But I come here not to bury the tragic third person but to praise it. There are still vital examples of precisely the kind of tragically minded, third-person narrative culture that enthralls and informs and inspires. As just one recent example, think of Game of Thrones—where we have to occupy so many different lives and fates, and where in that vast cast of characters the purely Good and the purely Evil are the rare exceptions. What emerges at the end of eight seasons and 73 episodes is a kind of allegory for the end of the reign of absolute hereditary monarchy and the birth of at least the beginnings of democracy, as if one requirement for escaping the reign of tyrants is precisely to forego melodramatic certainty and the restricted point of view of the first person.
What’s missing above all from both the model of Melodrama and from the first-person form is dialogue, conversation, and argument. I naively hold these to be the real building blocks of culture and of the nation itself. In the past, Hollywood has offered some pretty good models for this.
A perfect example is what we think of as the “Capraesque”—a certain view of life in films like You Can’t Take it With You, Mr. Smith Goes to Washington, Mr. Deeds Goes to Town, It’s A Wonderful Life, and others. These films are almost always discussed as solely the work of their director and producer, Frank Capra. But they were actually the product of a close collaboration between the politically conservative, intensely individualistic, Italian immigrant Capra and the politically liberal, socially minded, first-generation American Jewish writer Robert Riskin who wrote all but two of the core Capra films and really laid the template for all of them. Together they created an enduring image of American individualism and American community— one that emphasized pluralism, eccentricity, localism, and the delicate balance of liberty and responsibility.
Not only do these films themselves serve as great examples of our culture, of an American mythology and our imagined, remembered, and hoped-for community, but they also helped create an enduring inspiration for our civil society. It’s not just the content of the films, their stories, characterization, and great dialogue but rather the conversations between Capra and Riskin that were required to make them that should inspire.

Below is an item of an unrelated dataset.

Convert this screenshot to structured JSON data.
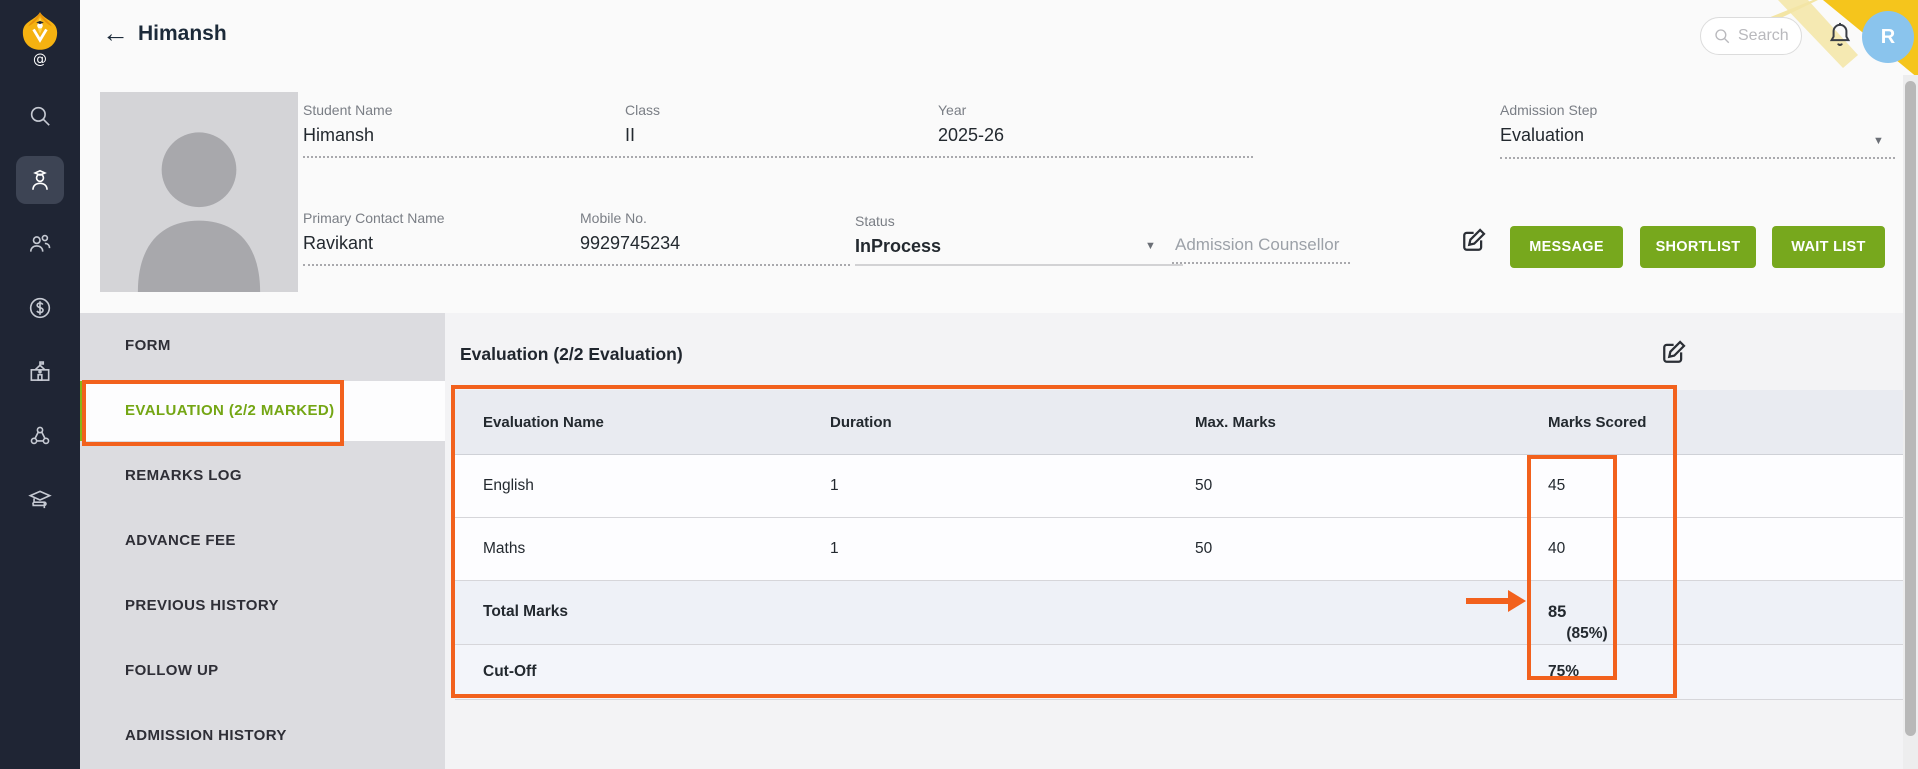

In a time when we are riven as a nation by such deep conflicts of identity and interest, it is precisely the disavowing of Melodramatic certainty, the rejection of the heroic narcissism of the first person and, above all, constant conversation across identity and ideological differences that light the way.
For all is not lost. There’s an unmistakable whiff of sheer political common sense returning in the air, along with a growing fatigue with the endlessly apocalyptic melodrama of super-heroics in our culture. And there is a vast world of emotionally and morally complex, serialized narrative on our screens not equaled since the heyday of the serialized 19th-century novels of Dickens, Tolstoy, and others. So even amidst the chill winds of less-than-free speech, the performative politics of too many of our leaders and the excesses of identitarianism in the culture, I remain optimistic.
But then again, I’m an American—and as Henry James said, Americans only like one kind of story: Tragedies with a happy ending.